Many living wills contain the HCP, or a clause appointing a person to act on your behalf as your agent in medical decision making. If decisions to be made are outside the scope of what you have outlined in your living will, your health care agent should be permitted to make decisions for you based on this grant of authority.
The HCP is the only Advance Directive legally enforceable in the Commonwealth. If your living will from another state provides for the appointment of a health care agent, it is likely that this component of your living will may be enforced in Massachusetts.
Choosing a Health Care Agent in Massachusetts
Massachusetts residents may be surprised to learn that living wills are not enforceable in the Commonwealth, which means that doctors and courts do not have to follow them.
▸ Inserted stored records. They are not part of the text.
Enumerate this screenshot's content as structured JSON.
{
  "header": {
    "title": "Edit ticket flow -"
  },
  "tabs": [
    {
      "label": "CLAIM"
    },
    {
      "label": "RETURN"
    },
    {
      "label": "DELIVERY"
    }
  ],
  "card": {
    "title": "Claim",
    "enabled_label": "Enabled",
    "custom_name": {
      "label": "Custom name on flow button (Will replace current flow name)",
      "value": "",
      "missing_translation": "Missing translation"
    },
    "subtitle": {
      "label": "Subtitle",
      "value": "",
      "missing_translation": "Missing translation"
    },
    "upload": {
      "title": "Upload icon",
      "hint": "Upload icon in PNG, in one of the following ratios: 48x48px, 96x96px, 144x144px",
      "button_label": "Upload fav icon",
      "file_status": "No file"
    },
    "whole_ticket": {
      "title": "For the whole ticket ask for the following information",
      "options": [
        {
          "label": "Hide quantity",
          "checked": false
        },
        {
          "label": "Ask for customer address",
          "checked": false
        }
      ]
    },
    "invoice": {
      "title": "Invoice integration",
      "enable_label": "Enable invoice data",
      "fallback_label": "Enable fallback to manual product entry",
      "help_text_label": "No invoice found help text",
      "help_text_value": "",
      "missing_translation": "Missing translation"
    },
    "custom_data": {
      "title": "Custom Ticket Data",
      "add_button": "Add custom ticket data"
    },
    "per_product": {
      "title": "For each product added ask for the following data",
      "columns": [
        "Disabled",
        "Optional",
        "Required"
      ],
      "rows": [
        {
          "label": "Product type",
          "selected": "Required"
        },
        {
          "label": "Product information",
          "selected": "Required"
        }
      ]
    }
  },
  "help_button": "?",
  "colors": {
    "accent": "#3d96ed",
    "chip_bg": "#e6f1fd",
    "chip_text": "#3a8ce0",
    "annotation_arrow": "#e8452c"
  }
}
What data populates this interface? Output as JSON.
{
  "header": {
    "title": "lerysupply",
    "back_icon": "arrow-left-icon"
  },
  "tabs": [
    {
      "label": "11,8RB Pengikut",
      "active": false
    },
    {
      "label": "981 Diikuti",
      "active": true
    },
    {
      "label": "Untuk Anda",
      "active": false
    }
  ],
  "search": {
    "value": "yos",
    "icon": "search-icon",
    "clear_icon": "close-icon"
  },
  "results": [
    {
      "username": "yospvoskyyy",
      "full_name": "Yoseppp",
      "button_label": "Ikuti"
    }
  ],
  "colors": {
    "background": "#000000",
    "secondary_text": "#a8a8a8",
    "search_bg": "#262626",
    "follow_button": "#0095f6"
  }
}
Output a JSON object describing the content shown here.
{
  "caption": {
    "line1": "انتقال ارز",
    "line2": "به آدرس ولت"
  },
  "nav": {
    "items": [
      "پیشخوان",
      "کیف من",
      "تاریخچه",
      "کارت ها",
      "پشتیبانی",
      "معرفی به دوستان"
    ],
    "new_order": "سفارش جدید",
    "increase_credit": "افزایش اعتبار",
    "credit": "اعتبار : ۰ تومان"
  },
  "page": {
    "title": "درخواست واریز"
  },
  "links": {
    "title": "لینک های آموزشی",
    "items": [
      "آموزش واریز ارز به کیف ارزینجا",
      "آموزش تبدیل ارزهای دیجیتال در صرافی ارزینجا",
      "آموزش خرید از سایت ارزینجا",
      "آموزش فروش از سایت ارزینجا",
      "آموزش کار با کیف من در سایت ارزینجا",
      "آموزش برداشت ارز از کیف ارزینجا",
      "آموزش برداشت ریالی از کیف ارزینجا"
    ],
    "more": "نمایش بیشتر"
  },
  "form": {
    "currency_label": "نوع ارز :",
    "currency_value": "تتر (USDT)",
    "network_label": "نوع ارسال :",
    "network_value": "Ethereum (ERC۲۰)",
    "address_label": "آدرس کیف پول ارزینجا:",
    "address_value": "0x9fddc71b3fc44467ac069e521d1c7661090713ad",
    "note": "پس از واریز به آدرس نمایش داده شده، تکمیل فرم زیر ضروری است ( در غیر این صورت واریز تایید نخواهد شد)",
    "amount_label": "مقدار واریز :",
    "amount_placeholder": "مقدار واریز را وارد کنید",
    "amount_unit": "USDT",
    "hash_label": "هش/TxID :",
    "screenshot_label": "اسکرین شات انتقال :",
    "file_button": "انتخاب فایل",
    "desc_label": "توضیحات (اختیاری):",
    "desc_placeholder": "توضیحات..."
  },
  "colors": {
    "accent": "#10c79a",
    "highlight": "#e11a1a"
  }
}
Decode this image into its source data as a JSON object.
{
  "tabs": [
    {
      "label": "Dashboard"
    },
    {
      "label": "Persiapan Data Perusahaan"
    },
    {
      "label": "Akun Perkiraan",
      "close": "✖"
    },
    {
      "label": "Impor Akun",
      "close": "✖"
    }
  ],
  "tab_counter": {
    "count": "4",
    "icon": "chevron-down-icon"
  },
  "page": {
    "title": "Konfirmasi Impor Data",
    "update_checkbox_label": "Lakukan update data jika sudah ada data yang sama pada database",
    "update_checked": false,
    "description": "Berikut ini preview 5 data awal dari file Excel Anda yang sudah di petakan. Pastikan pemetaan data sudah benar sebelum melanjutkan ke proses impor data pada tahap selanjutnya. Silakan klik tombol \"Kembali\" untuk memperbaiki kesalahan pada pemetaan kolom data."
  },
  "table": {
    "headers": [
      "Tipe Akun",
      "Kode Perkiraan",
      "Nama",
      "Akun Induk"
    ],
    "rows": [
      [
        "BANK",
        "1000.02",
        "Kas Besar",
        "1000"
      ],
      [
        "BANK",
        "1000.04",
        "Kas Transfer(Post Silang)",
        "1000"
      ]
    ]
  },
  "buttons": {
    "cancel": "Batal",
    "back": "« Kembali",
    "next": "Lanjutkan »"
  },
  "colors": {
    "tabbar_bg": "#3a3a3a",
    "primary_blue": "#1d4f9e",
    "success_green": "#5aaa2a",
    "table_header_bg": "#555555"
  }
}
Instead, as stated above, Massachusetts law allows citizens to nominate a health care agent in a stand-alone document, simply called the health care proxy or HCP. You do not need an attorney to exercise the HCP and Massachusetts does not even require a notary to witness your signature.
An HCP can give you peace of mind that your wishes will be carried out, provided you choose the right person to be your agent. Under Massachusetts law, a properly drafted HCP gives the person you choose near-absolute authority to make decisions for you. But how do you know that you’ve made the right choice?
First of all, choose someone who understands your values, and perhaps most importantly, someone who would enforce your values even if they conflicted with their own. Be sure to choose a back-up or successor agent, in case of a common disaster with your initial agent. Make sure that you have regular communications with your agent to ensure that you remain on the same page regarding end of life treatment. If someone asks you to be his or her HCP, think about what it would mean to make these sorts of decisions. Make sure you understand what the other person wants.
Many Massachusetts residents elect to complete a living will as a personal wishes statement, to be used by their HCP in guiding decision making. Although the personal wishes statement is not legally binding, it may be important if you believe that there could be differences of opinion among family members who might challenge the decisions of your HCP.
If you are interested in writing your Advance Directive, or revising one previously drafted, it makes sense to contact a qualified attorney. Our firm focuses on helping women entrepreneurs to create, nurture, and sustain their professional legacies. We believe that a thoughtfully drafted estate plan – including an advance directive – is an important component of personal legal wellness.
To learn more about Nobles & Sigman, please visit us at www.noblesandsigman.com.
© 2017 Erin Nobles. All Rights Reserved. This article is not intended to be legal advice.